The network backup target is a folder on the RAID 0 volume on the NAS test bed. Since Windows does not have a built-in rsync function, we run DeltaCopy server to handle rsync.
A network backup job, with no encryption or compression and a full copy of the folder is then executed. Throughput is calculated using NAS-provided timestamps for the filecopy start and end.
To test iSCSI performance, a 10 GB iSCSI Target is configured on the NAS under test, using RAID 1 for dual-drive NASes or RAID 5 for multi-drive NASes that support it. An iSCSI initiator using an unencrypted connection is then configured on the NAS Testbed machine and connected via Gigabit Ethernet without jumbo frames to the NAS under test. Our standard Windows File Copy test is then run for read and write to the iSCSI target.
Using the Charts
Results are imported into the NAS Chart Database. The default view shows the Windows File Copy benchmark, which is common to the current and previous test suites. The color of the bar indicates the version of test process used.
A cropped view of the NAS Chart in its default view is shown below. Other benchmarks are accessed using the Select benchmark dropdown.
NAS Chart default Windows File Copy view
Filters can be used to narrow the products shown. Filters are "sticky" and remain applied when you change benchmarks. So you may need to clear them if you get odd results.
Discontinued products are archived and hidden by default. Clicking on the Archived Products Hidden [Switch to show] link will display them. This control is "sticky" and will remain applied when you change benchmarks.
The Features button displays detailed product information including noise level, power consumption, processor, memory and more. Data for up to four products can be shown simultaneously in table format
The Benchmark Summary button produces a summary of all benchmark results for a single product selected via checkbox.
The Price vs. Performance button generates a plot of product price vs. the selected performance benchmark (figure below). Any filters applied in the Chart view are carried into this view. The screenshot below shows the File Copy Write Performance benchmark with results filtered for SoC-1 class and two bay products.
Note that the plot does not take into account NAS capacity so does not represent price / MB or GB. Mousing over a product icon will display the product name, model number, performance value and price.

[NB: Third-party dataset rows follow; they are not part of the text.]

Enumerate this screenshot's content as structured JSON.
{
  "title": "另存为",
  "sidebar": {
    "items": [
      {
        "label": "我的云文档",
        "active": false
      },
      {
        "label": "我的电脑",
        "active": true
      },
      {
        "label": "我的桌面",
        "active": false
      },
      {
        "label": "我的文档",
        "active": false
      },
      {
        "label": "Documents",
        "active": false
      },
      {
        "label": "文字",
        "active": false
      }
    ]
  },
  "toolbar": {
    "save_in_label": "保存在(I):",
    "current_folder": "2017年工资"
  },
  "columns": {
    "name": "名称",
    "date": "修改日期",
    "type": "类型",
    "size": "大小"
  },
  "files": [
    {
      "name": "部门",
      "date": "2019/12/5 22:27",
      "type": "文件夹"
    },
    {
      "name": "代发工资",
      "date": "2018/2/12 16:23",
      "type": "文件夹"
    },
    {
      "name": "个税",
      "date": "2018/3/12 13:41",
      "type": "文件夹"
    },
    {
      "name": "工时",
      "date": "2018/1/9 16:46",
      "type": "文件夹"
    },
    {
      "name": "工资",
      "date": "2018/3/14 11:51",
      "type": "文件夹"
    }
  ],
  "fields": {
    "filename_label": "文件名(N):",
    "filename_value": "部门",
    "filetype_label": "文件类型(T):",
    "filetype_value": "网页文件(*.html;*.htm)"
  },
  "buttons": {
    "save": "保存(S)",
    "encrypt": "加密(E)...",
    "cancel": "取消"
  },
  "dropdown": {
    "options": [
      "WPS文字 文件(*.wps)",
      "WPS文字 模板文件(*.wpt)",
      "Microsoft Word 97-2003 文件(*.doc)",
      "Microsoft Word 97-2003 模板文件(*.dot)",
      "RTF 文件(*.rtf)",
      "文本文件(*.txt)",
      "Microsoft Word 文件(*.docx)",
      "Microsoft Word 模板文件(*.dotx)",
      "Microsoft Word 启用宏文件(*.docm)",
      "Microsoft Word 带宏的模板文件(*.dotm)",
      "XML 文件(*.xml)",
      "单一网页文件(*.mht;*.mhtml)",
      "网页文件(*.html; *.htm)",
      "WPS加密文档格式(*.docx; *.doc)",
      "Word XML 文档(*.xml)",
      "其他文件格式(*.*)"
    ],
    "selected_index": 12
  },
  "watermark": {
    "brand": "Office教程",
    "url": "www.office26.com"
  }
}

Price vs. Performance – File Copy write
Other NAS Chart features are described here (scroll to the NAS Chart Changes section).

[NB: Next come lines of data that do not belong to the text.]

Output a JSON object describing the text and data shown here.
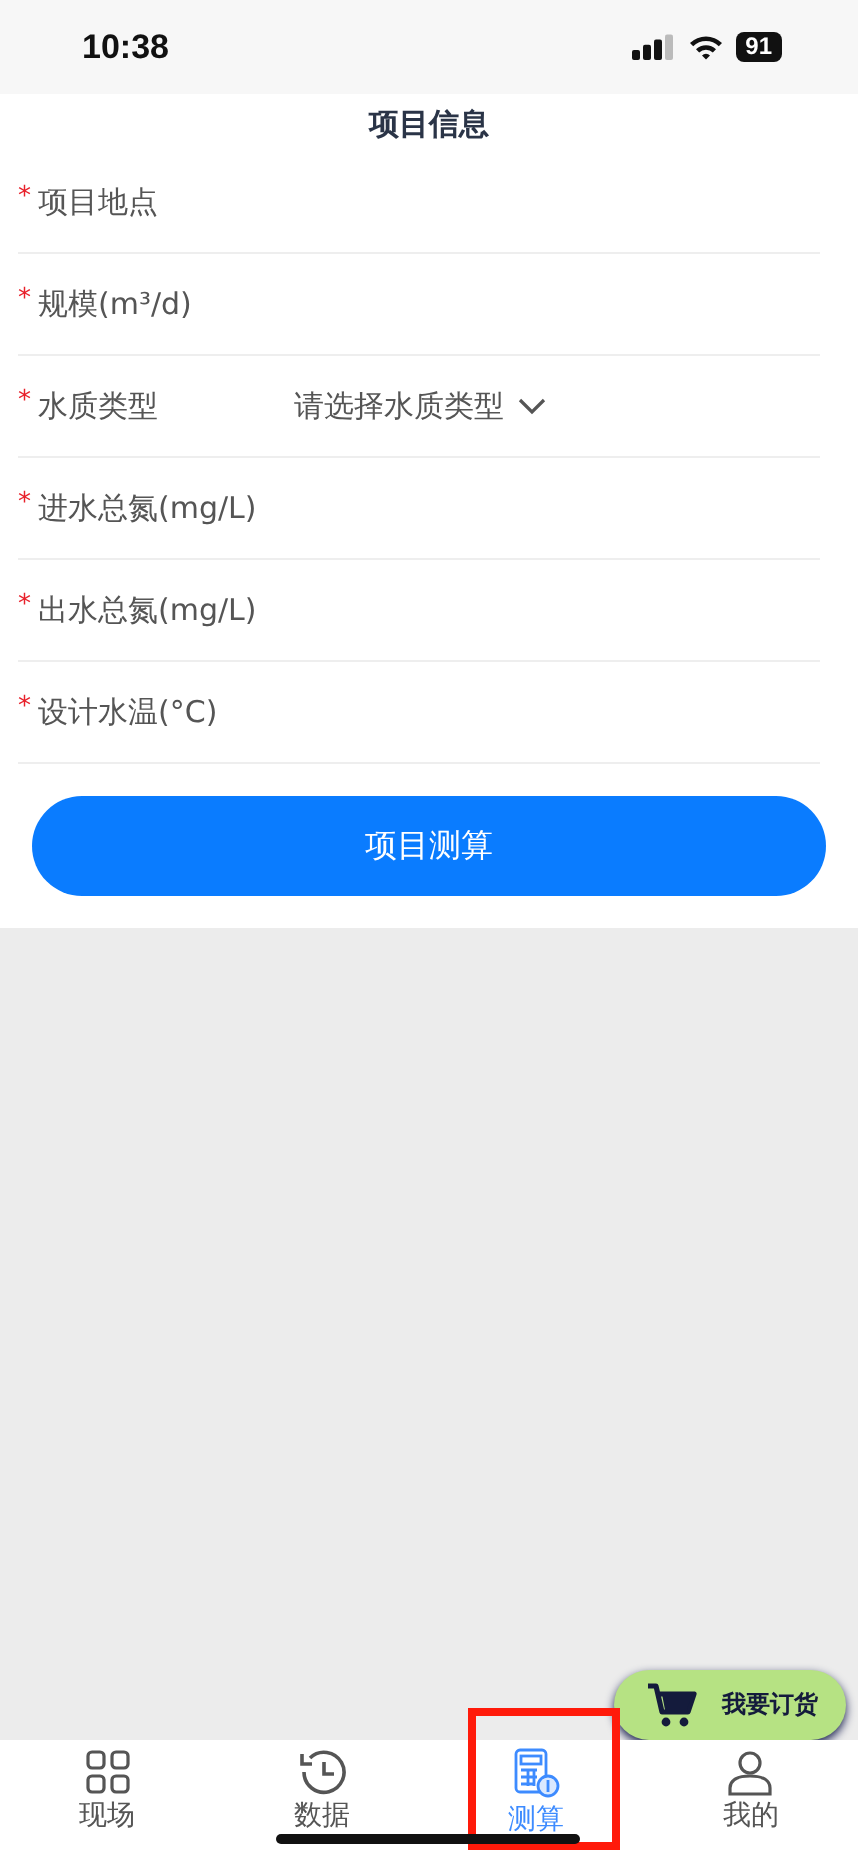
{
  "status_bar": {
    "time": "10:38",
    "battery": "91"
  },
  "title": "项目信息",
  "fields": [
    {
      "label": "项目地点",
      "required_mark": "*",
      "kind": "input"
    },
    {
      "label": "规模(m³/d)",
      "required_mark": "*",
      "kind": "input"
    },
    {
      "label": "水质类型",
      "required_mark": "*",
      "kind": "select",
      "placeholder": "请选择水质类型"
    },
    {
      "label": "进水总氮(mg/L)",
      "required_mark": "*",
      "kind": "input"
    },
    {
      "label": "出水总氮(mg/L)",
      "required_mark": "*",
      "kind": "input"
    },
    {
      "label": "设计水温(°C)",
      "required_mark": "*",
      "kind": "input"
    }
  ],
  "submit_button": "项目测算",
  "order_button": "我要订货",
  "tabs": [
    {
      "label": "现场",
      "selected": false,
      "highlighted": false
    },
    {
      "label": "数据",
      "selected": false,
      "highlighted": false
    },
    {
      "label": "测算",
      "selected": true,
      "highlighted": true
    },
    {
      "label": "我的",
      "selected": false,
      "highlighted": false
    }
  ]
}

Questions and comments about the NAS Charts can be sent to [email protected].